‘Car companies need to make a shift in their production lines and implement the right solar cells and batteries. However, price is a constraint. One of the main drawbacks right now is the costs. It is very expensive for “normal people” to buy such a car. Moreover, esthetics are very important if you want people to buy a car and, up to now, most solar cars were considered ugly. We’d also need to improve our general infrastructure and have a lot more charging stations. Instead of gas stations, we should have charging stations running on clean energy. The advantage of a solar car is that it is constantly charging – the solar cells on the roof constantly charge the battery where the energy is stored. However, you can have a bad rainy day and need to charge the battery on the way.’
monica morales masis
Monica Morales-Masis is Tenure track researcher at the University of Twente. Her work focuses on the development and study of new materials for optoelectronic devices, with strong focus on solar cells. She is head of the Optoelectronics Materials group, part of the Inorganic Materials Science (IMS) chair at the Faculty of Science and Technology.
Monica Morales Masis. Photo by Frans Nikkels
What are the technical challenges that need to be solved?
‘We need to think of the source materials we use for solar cells and batteries, because many of them are not abundant. For example, cobalt and indium – which are used in batteries and solar cells. They are called critical raw materials because they are of economic importance for the EU but also have a supply risk. Silver is widely used in solar cells too, but it is very expensive. On the other hand, they are already used in solar cell production nowadays, so that is not a problem solar cars would create.
In my research, I’m working on new materials that we could use in solar cells. I’m trying to find replacements for these critical raw materials or to find a way to use less of them. The materials are also greatly contributing to the high price of solar cars, I believe.

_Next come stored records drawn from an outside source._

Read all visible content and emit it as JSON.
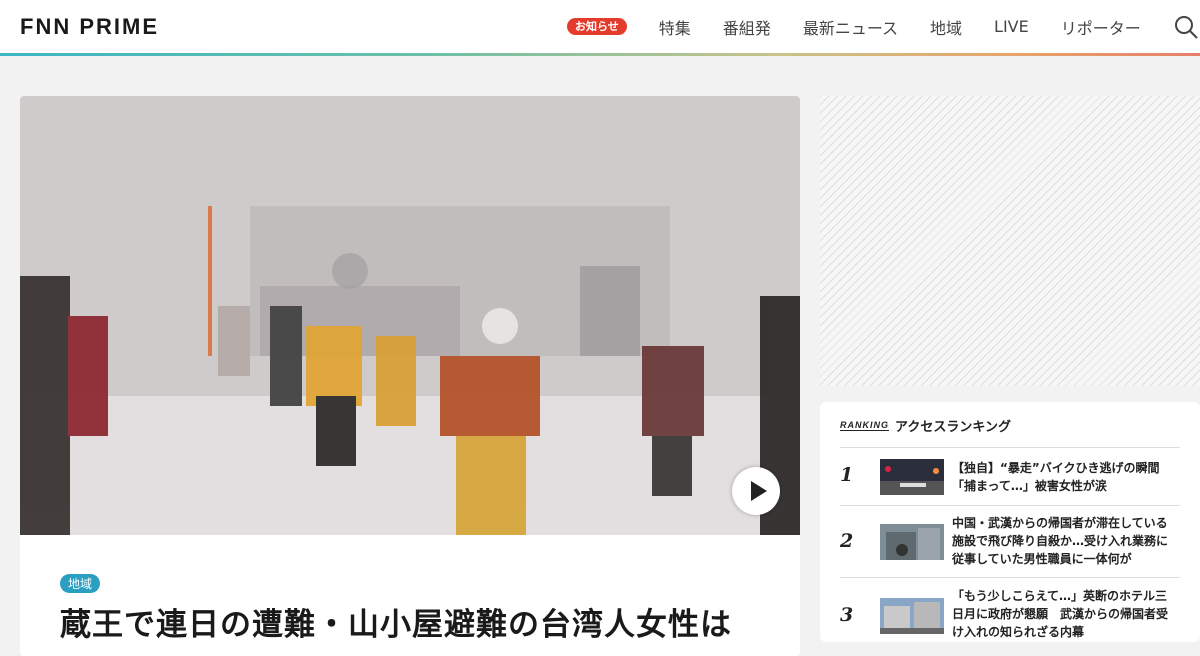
{
  "header": {
    "logo": "FNN PRIME",
    "notice_badge": "お知らせ",
    "nav": [
      "特集",
      "番組発",
      "最新ニュース",
      "地域",
      "LIVE",
      "リポーター"
    ]
  },
  "hero": {
    "category": "地域",
    "headline": "蔵王で連日の遭難・山小屋避難の台湾人女性は"
  },
  "ranking": {
    "logo": "RANKING",
    "title": "アクセスランキング",
    "items": [
      {
        "rank": "1",
        "text": "【独自】“暴走”バイクひき逃げの瞬間　「捕まって…」被害女性が涙"
      },
      {
        "rank": "2",
        "text": "中国・武漢からの帰国者が滞在している施設で飛び降り自殺か…受け入れ業務に従事していた男性職員に一体何が"
      },
      {
        "rank": "3",
        "text": "「もう少しこらえて…」英断のホテル三日月に政府が懇願　武漢からの帰国者受け入れの知られざる内幕"
      }
    ]
  },
  "colors": {
    "accent": "#e53b2c",
    "tag": "#2a9fc2",
    "stripe": [
      "#3bb6c4",
      "#e67f6a"
    ]
  }
}
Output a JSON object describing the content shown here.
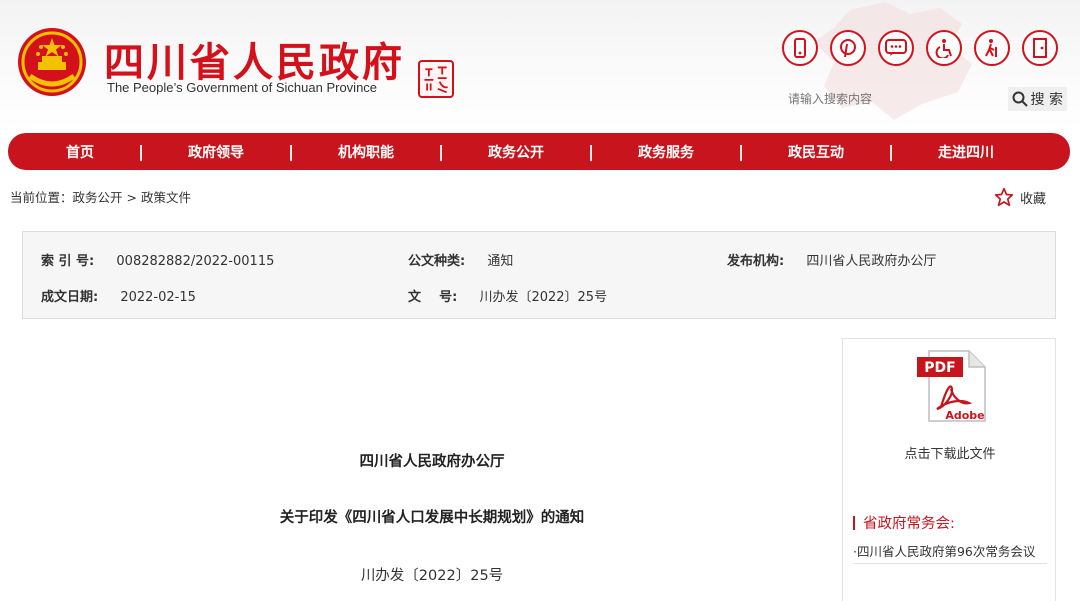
{
  "header": {
    "logo_cn": "四川省人民政府",
    "logo_en": "The People’s Government of Sichuan Province",
    "tools": [
      {
        "name": "mobile-icon"
      },
      {
        "name": "pinterest-icon"
      },
      {
        "name": "message-icon"
      },
      {
        "name": "accessibility-icon"
      },
      {
        "name": "elderly-icon"
      },
      {
        "name": "exit-icon"
      }
    ],
    "search": {
      "placeholder": "请输入搜索内容",
      "button_label": "搜 索"
    }
  },
  "nav": {
    "items": [
      "首页",
      "政府领导",
      "机构职能",
      "政务公开",
      "政务服务",
      "政民互动",
      "走进四川"
    ],
    "separator": "|"
  },
  "breadcrumb": {
    "prefix": "当前位置：",
    "items": [
      "政务公开",
      "政策文件"
    ],
    "separator": " > "
  },
  "favorite": {
    "label": "收藏"
  },
  "meta": {
    "index_label": "索 引 号:",
    "index_value": "008282882/2022-00115",
    "type_label": "公文种类:",
    "type_value": "通知",
    "issuer_label": "发布机构:",
    "issuer_value": "四川省人民政府办公厅",
    "date_label": "成文日期:",
    "date_value": "2022-02-15",
    "docno_label": "文    号:",
    "docno_value": "川办发〔2022〕25号"
  },
  "document": {
    "org": "四川省人民政府办公厅",
    "title": "关于印发《四川省人口发展中长期规划》的通知",
    "number": "川办发〔2022〕25号"
  },
  "sidebar": {
    "pdf_badge": "PDF",
    "pdf_brand": "Adobe",
    "download_label": "点击下载此文件",
    "section_title": "省政府常务会:",
    "links": [
      "·四川省人民政府第96次常务会议"
    ]
  },
  "colors": {
    "brand": "#c8151d",
    "meta_bg": "#f6f6f6"
  }
}
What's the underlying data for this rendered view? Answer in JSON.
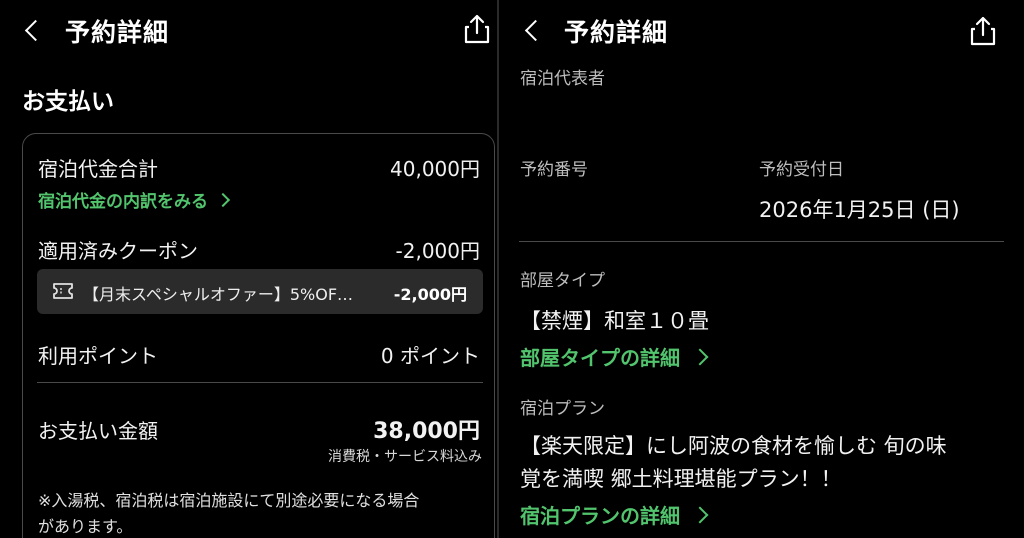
{
  "header": {
    "title": "予約詳細"
  },
  "left": {
    "section_title": "お支払い",
    "accommodation_total_label": "宿泊代金合計",
    "accommodation_total_value": "40,000円",
    "breakdown_link": "宿泊代金の内訳をみる",
    "coupon_label": "適用済みクーポン",
    "coupon_value": "-2,000円",
    "coupon_name": "【月末スペシャルオファー】5%OF…",
    "coupon_amount": "-2,000円",
    "points_label": "利用ポイント",
    "points_value": "0 ポイント",
    "payment_label": "お支払い金額",
    "payment_value": "38,000円",
    "tax_note": "消費税・サービス料込み",
    "footnote_line1": "※入湯税、宿泊税は宿泊施設にて別途必要になる場合",
    "footnote_line2": "があります。"
  },
  "right": {
    "representative_label": "宿泊代表者",
    "reservation_number_label": "予約番号",
    "reception_date_label": "予約受付日",
    "reception_date_value": "2026年1月25日 (日)",
    "room_type_label": "部屋タイプ",
    "room_type_value": "【禁煙】和室１０畳",
    "room_type_link": "部屋タイプの詳細",
    "plan_label": "宿泊プラン",
    "plan_line1": "【楽天限定】にし阿波の食材を愉しむ 旬の味",
    "plan_line2": "覚を満喫 郷土料理堪能プラン！！",
    "plan_link": "宿泊プランの詳細"
  },
  "colors": {
    "background": "#000000",
    "accent": "#52c46d",
    "card_border": "#4a4a4a",
    "coupon_bg": "#2b2b2b"
  },
  "icons": [
    "chevron-left-icon",
    "share-icon",
    "chevron-right-icon",
    "ticket-icon"
  ]
}
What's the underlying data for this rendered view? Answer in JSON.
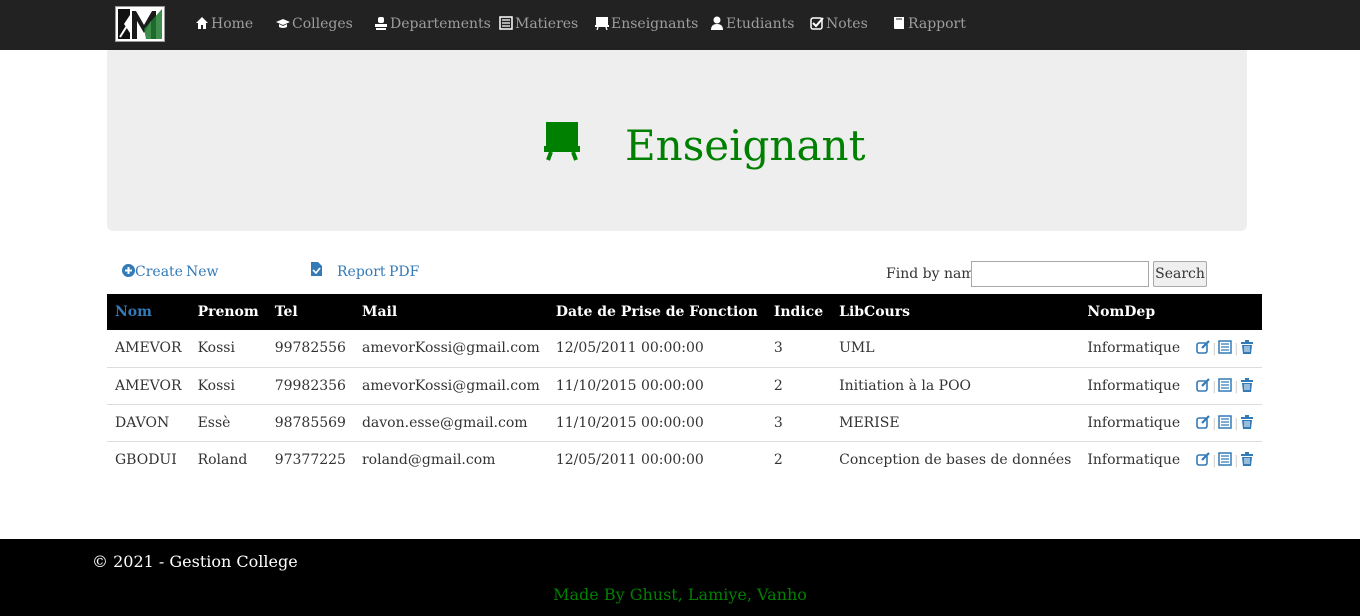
{
  "nav": {
    "items": [
      {
        "label": "Home",
        "icon": "home-icon"
      },
      {
        "label": "Colleges",
        "icon": "graduation-cap-icon"
      },
      {
        "label": "Departements",
        "icon": "stamp-icon"
      },
      {
        "label": "Matieres",
        "icon": "list-alt-icon"
      },
      {
        "label": "Enseignants",
        "icon": "blackboard-icon"
      },
      {
        "label": "Etudiants",
        "icon": "user-icon"
      },
      {
        "label": "Notes",
        "icon": "check-icon"
      },
      {
        "label": "Rapport",
        "icon": "book-icon"
      }
    ]
  },
  "page": {
    "title": "Enseignant",
    "title_color": "#008000"
  },
  "actions": {
    "create_label": "Create",
    "new_label": "New",
    "report_label": "Report",
    "pdf_label": "PDF",
    "find_label": "Find by name:",
    "find_value": "",
    "search_label": "Search"
  },
  "table": {
    "headers": [
      "Nom",
      "Prenom",
      "Tel",
      "Mail",
      "Date de Prise de Fonction",
      "Indice",
      "LibCours",
      "NomDep"
    ],
    "rows": [
      [
        "AMEVOR",
        "Kossi",
        "99782556",
        "amevorKossi@gmail.com",
        "12/05/2011 00:00:00",
        "3",
        "UML",
        "Informatique"
      ],
      [
        "AMEVOR",
        "Kossi",
        "79982356",
        "amevorKossi@gmail.com",
        "11/10/2015 00:00:00",
        "2",
        "Initiation à la POO",
        "Informatique"
      ],
      [
        "DAVON",
        "Essè",
        "98785569",
        "davon.esse@gmail.com",
        "11/10/2015 00:00:00",
        "3",
        "MERISE",
        "Informatique"
      ],
      [
        "GBODUI",
        "Roland",
        "97377225",
        "roland@gmail.com",
        "12/05/2011 00:00:00",
        "2",
        "Conception de bases de données",
        "Informatique"
      ]
    ],
    "row_separator": "|"
  },
  "footer": {
    "copyright": "© 2021 - Gestion College",
    "credits": "Made By Ghust, Lamiye, Vanho",
    "credits_color": "#008000"
  }
}
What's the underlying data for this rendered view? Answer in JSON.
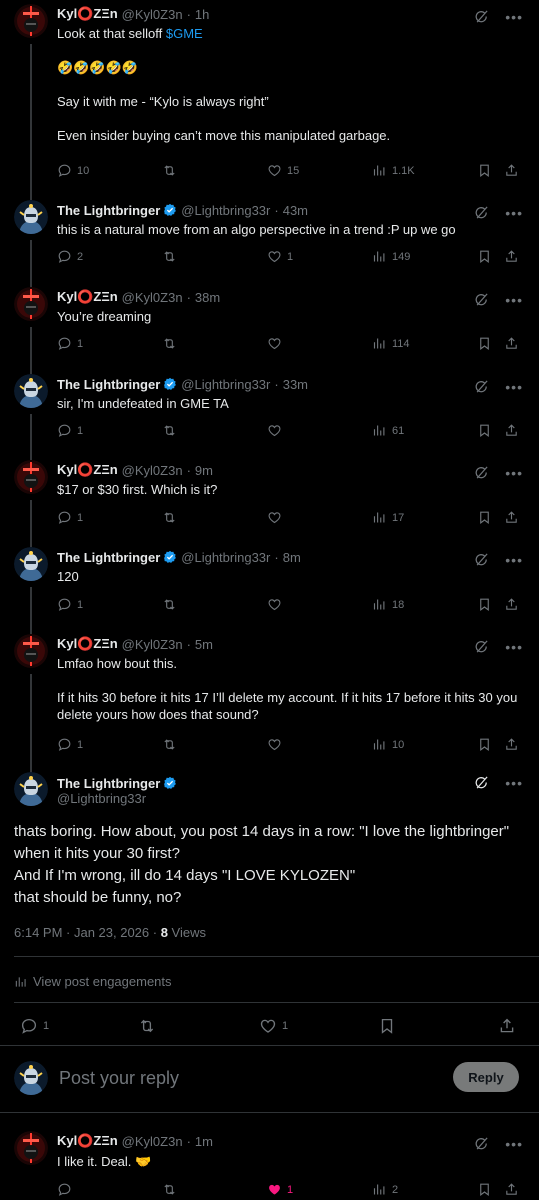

On top of this, we need to find ways to improve the efficiency of the solar cells using simple and low-cost (or low energy consuming) methods for their production.’
Let’s say all these challenges are overcome, are there any cons of a future where we all drive solar cars?
‘We need to think about the number of cars we want to produce because producing the cars, the batteries and solar cells also have an environmental impact. We should not forget about public transport and motivating people to be active, to cycle and walk. We don’t want to create a culture where everyone drives a car because it’s considered environmentally friendly. In the end, you should still create a world where people use bikes and public transport.’